July 18, 2017
Volume 7 Issue 9
Sri Lanka Lube Sales up Double-digits
Lube sales in Sri Lanka were up 11.4 percent last year, as Chevron continued to hold the lion’s share of the 26.1 billion rupees (U.S. $170 million) market.
Sri Lanka’s 13 licensed lube marketers sold a little more than 57,000 metric tons in 2016, up from around 51,300 tons the year before, according to an annual report authored by the Public Utilities Commission, the island nation’s industry regulator.
Chevron Ceylon Ltd. – also known as Chevron Lubricants Lanka Plc – sold nearly 26,000 tons, or more than 45 percent of the country’s demand. The next closest competitor, Indian Oil Corp. Ltd., held a 16 percent share with around 9,300 tons. Other suppliers in the group – which includes national oil company Ceylon Petroleum Corp. and domestic firm Laugfs Holdings Ltd. among foreigners – each held single-digit shares.
Chevron produced 68 percent of the approximately 42,000 tons of finished products blended in the country. IOCL made 22 percent of that volume, and the only other player licensed to manufacture lubes in 2016, Laugfs, made the remaining 10 percent.
With no virgin base oil production in the country, blenders rely on imports for feedstock. Chevron brought in 28,580 tons of base oils and nearly 2,900 tons of additives; IOCL 6,000 tons and 670 tons, respectively; and Laugfs bought 1,327 tons and 181 tons.
Automotive lubricants made up 72 percent of sales, trailed by industrial oils at 18 percent. Marine lubes comprised around 5 percent and greases 4 percent. All other types of finished products combined accounted for less than 1 percent of sales.
Auto segment sales were dominated by diesel engine oils, which made up 52 percent of the volume, split by monogrades and multigrades at 38 percent and 14 percent, respectively.

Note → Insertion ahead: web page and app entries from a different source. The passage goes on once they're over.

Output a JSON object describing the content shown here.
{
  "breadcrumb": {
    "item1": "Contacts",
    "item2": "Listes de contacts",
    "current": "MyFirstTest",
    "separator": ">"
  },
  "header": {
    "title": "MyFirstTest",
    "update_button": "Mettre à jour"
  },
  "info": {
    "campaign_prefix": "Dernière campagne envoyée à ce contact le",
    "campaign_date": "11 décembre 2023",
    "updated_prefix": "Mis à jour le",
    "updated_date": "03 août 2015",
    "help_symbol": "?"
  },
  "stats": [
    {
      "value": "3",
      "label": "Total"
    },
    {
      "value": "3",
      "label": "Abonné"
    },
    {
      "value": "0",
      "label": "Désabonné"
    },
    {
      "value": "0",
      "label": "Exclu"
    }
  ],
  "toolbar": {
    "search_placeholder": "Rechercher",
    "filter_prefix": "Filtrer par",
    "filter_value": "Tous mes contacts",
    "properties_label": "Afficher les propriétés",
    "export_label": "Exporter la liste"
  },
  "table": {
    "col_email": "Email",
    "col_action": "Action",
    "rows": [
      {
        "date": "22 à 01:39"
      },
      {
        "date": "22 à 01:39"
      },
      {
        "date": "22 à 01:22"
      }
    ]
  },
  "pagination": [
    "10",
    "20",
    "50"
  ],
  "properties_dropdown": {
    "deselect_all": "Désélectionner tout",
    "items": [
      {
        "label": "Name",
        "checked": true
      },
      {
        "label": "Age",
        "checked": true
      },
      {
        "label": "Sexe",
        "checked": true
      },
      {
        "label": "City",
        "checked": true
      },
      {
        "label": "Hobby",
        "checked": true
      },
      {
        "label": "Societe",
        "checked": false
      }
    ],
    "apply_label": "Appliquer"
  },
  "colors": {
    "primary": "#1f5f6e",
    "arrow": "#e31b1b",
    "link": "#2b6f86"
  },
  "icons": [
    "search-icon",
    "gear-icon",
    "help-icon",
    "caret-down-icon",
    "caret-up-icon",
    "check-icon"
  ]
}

Motorcycle oils came in second in the motor oils category, holding 20 percent and 9.4 percent slices of that market for four-stroke and two-stroke varieties, respectively. Multigrade gasoline engine oils followed at 8.3 percent, and gear oils at 5.4 percent.
Diesel monogrades accounted for only 30 percent of revenue earned by automotive lubes, while gasoline multigrades eked out 15 percent.
PUCSL did not report volumes of synthetic sales, but showed that ExxonMobil Asia Pacific Pte. took 55.7 percent of that segment. Chevron held a 28 percent share, and BP France SA sold 7 percent.
Automotive products also accounted for 68 percent of all finished products imports. Industrial imports accounted for 15 percent of all sales from foreign players, and greases made up 12 percent.
Exports were up 23 percent to around 3,500 tons.
Sri Lanka’s government received around 81 million rupees from licensing and registration fees in 2016 – 10 percent more than it did in 2015.